    The triport IEs and OEs both sound great to me as well. I agree that Bose can be overrated by general consumers and underrated by audiophiles, however, for my ears they provide high quality sound and I have not had any problems with either pair in any way.

    Plus, since I am not able to wear normal “canal” earphones (E2C, etc.) without hurting my ears, these are perfect, because the Bose IE’s do not hurt because they sit inside the outer part of the ear and the tip part of it slightly goes into your ear.

    Either way, I would not want to be shocked by them, and I have a feeling that it is a design flaw, not a “user error”, and Bose (i’ve seen GREAT customer service from them in the past) seems to be lacking lately in the service department.

  55. I end up hitting submit before I am actually done.

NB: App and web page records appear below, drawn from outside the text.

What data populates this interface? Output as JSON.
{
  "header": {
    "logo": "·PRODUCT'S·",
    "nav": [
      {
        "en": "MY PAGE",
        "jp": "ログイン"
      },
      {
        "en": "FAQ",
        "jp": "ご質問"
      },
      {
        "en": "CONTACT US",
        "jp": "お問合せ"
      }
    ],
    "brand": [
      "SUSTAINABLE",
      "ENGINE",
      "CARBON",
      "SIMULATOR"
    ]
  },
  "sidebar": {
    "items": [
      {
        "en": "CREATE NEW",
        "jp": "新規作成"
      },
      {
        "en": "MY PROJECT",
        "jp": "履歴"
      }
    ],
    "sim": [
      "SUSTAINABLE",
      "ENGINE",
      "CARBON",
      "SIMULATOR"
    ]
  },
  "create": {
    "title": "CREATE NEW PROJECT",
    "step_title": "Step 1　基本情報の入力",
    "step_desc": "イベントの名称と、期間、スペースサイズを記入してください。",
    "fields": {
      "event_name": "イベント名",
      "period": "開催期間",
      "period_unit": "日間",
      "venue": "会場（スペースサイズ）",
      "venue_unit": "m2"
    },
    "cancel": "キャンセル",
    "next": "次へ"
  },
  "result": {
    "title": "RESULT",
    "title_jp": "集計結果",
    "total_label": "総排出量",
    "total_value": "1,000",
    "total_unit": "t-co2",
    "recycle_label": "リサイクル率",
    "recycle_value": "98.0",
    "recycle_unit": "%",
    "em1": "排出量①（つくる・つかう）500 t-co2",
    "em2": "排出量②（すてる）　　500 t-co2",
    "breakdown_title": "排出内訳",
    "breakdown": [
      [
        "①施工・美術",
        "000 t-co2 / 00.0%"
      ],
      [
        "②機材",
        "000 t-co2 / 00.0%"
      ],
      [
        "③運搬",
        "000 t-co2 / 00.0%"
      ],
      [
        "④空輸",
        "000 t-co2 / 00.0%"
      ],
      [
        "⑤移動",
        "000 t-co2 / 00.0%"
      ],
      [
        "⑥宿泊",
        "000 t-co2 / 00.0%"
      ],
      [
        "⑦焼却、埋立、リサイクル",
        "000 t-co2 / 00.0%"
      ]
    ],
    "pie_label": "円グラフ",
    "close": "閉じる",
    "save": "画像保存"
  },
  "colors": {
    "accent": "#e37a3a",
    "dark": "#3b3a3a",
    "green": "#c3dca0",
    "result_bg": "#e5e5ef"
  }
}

Wow I am way too wordy.

    Just a finishing thought to the above.. it could very well be a general problem that certain people wearing certain clothing in certain climates, etc. experience, if this is the case and has been proven on a massive scale, then I don’t believe that Bose’s response was necessarily inaccurate.

  56. I think this guy must be talking about his auditory canal — which I’m pretty sure is very different from his inner ear, which is all that weird shit behind the eardrum.


  57. elislider says:

    same thing happened with the zune earbuds. i didnt believe the story at first and just brushed it off, but then i happened to me one day, and its definitely related to the manner in which you wear the earbuds and the environment you’re in. i was wearing a sweater with a metal zipper i think, and had one earbud hanging while the other was in my ear, and it kept popping and shocking me when it would bounce around while i was walking

  58. trujunglist says:

    I recommend Shure. The frequency response is really good and they are extremely affordable for what you get out of them. Otherwise, I’d go Sennheiser.
    Bose basically makes piece of shit everything and is the hated bastard child of the audio industry. I majored in Acoustics and my professors were relentless in dismantling the Bose hype.

  59. I’d actually like to take this time to mention that all in-ear headphones are capable of delivering shocks of static electricity to a person. I’ve had it happen to me on multiple occasions. It happens more in colder environments. Static builds up. It needs to be discharged somehow.

  60. richcreamerybutter says:

    @Zyzzyva100: @arsbadmojo: When will the public come to its senses on the subject of Bose? I have talked loved ones out of ill-advised Bose purchases on many occasions.

    Sennheiser is great, and you can’t go wrong with Grado (made in Brooklyn!).

  61. elephantattack says:


    V-moda vibes! I love em’ since I’ve gone through about a dozen headsets in my lifetime and these are the best sounding so far (they don’t shock you either). They also come in some pretty colors, mine are red. bout 100 bucks, might be able to get em’ for less though.